Items from an interface collection
☆ ☆ ☆ ☆ ☆

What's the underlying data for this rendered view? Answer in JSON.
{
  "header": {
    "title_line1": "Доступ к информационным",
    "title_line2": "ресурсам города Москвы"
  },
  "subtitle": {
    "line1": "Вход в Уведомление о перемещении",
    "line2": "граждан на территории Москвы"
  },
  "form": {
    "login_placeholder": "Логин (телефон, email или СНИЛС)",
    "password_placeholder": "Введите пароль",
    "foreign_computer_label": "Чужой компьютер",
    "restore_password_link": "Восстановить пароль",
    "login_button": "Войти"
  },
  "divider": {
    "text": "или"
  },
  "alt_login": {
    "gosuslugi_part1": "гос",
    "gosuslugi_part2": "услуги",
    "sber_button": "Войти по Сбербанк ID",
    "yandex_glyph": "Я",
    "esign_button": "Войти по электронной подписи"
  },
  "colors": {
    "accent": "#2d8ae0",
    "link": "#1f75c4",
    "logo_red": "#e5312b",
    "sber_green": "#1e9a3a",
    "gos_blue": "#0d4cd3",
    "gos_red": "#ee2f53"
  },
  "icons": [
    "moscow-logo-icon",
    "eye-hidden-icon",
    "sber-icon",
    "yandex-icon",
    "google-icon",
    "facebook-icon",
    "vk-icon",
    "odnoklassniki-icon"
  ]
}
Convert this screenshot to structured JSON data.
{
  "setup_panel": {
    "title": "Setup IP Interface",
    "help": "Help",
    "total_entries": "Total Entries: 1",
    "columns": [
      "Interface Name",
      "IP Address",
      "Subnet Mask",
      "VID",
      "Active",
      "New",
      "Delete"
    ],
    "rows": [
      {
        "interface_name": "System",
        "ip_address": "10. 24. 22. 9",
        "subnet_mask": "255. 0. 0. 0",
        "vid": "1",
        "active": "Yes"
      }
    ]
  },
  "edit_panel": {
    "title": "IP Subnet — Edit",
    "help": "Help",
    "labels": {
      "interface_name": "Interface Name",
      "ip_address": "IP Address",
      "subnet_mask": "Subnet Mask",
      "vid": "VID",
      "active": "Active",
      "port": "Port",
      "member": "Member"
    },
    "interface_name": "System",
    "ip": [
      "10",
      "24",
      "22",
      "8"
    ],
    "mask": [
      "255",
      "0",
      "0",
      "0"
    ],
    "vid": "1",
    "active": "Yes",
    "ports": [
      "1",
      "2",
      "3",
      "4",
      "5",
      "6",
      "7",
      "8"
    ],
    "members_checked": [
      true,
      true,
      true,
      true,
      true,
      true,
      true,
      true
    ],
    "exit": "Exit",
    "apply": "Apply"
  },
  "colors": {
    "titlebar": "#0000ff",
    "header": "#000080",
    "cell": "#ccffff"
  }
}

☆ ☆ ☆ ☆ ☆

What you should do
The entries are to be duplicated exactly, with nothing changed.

The completed task
What's the underlying data for this rendered view? Answer in JSON.
{
  "header": {
    "title_line1": "Доступ к информационным",
    "title_line2": "ресурсам города Москвы"
  },
  "subtitle": {
    "line1": "Вход в Уведомление о перемещении",
    "line2": "граждан на территории Москвы"
  },
  "form": {
    "login_placeholder": "Логин (телефон, email или СНИЛС)",
    "password_placeholder": "Введите пароль",
    "foreign_computer_label": "Чужой компьютер",
    "restore_password_link": "Восстановить пароль",
    "login_button": "Войти"
  },
  "divider": {
    "text": "или"
  },
  "alt_login": {
    "gosuslugi_part1": "гос",
    "gosuslugi_part2": "услуги",
    "sber_button": "Войти по Сбербанк ID",
    "yandex_glyph": "Я",
    "esign_button": "Войти по электронной подписи"
  },
  "colors": {
    "accent": "#2d8ae0",
    "link": "#1f75c4",
    "logo_red": "#e5312b",
    "sber_green": "#1e9a3a",
    "gos_blue": "#0d4cd3",
    "gos_red": "#ee2f53"
  },
  "icons": [
    "moscow-logo-icon",
    "eye-hidden-icon",
    "sber-icon",
    "yandex-icon",
    "google-icon",
    "facebook-icon",
    "vk-icon",
    "odnoklassniki-icon"
  ]
}
Convert this screenshot to structured JSON data.
{
  "setup_panel": {
    "title": "Setup IP Interface",
    "help": "Help",
    "total_entries": "Total Entries: 1",
    "columns": [
      "Interface Name",
      "IP Address",
      "Subnet Mask",
      "VID",
      "Active",
      "New",
      "Delete"
    ],
    "rows": [
      {
        "interface_name": "System",
        "ip_address": "10. 24. 22. 9",
        "subnet_mask": "255. 0. 0. 0",
        "vid": "1",
        "active": "Yes"
      }
    ]
  },
  "edit_panel": {
    "title": "IP Subnet — Edit",
    "help": "Help",
    "labels": {
      "interface_name": "Interface Name",
      "ip_address": "IP Address",
      "subnet_mask": "Subnet Mask",
      "vid": "VID",
      "active": "Active",
      "port": "Port",
      "member": "Member"
    },
    "interface_name": "System",
    "ip": [
      "10",
      "24",
      "22",
      "8"
    ],
    "mask": [
      "255",
      "0",
      "0",
      "0"
    ],
    "vid": "1",
    "active": "Yes",
    "ports": [
      "1",
      "2",
      "3",
      "4",
      "5",
      "6",
      "7",
      "8"
    ],
    "members_checked": [
      true,
      true,
      true,
      true,
      true,
      true,
      true,
      true
    ],
    "exit": "Exit",
    "apply": "Apply"
  },
  "colors": {
    "titlebar": "#0000ff",
    "header": "#000080",
    "cell": "#ccffff"
  }
}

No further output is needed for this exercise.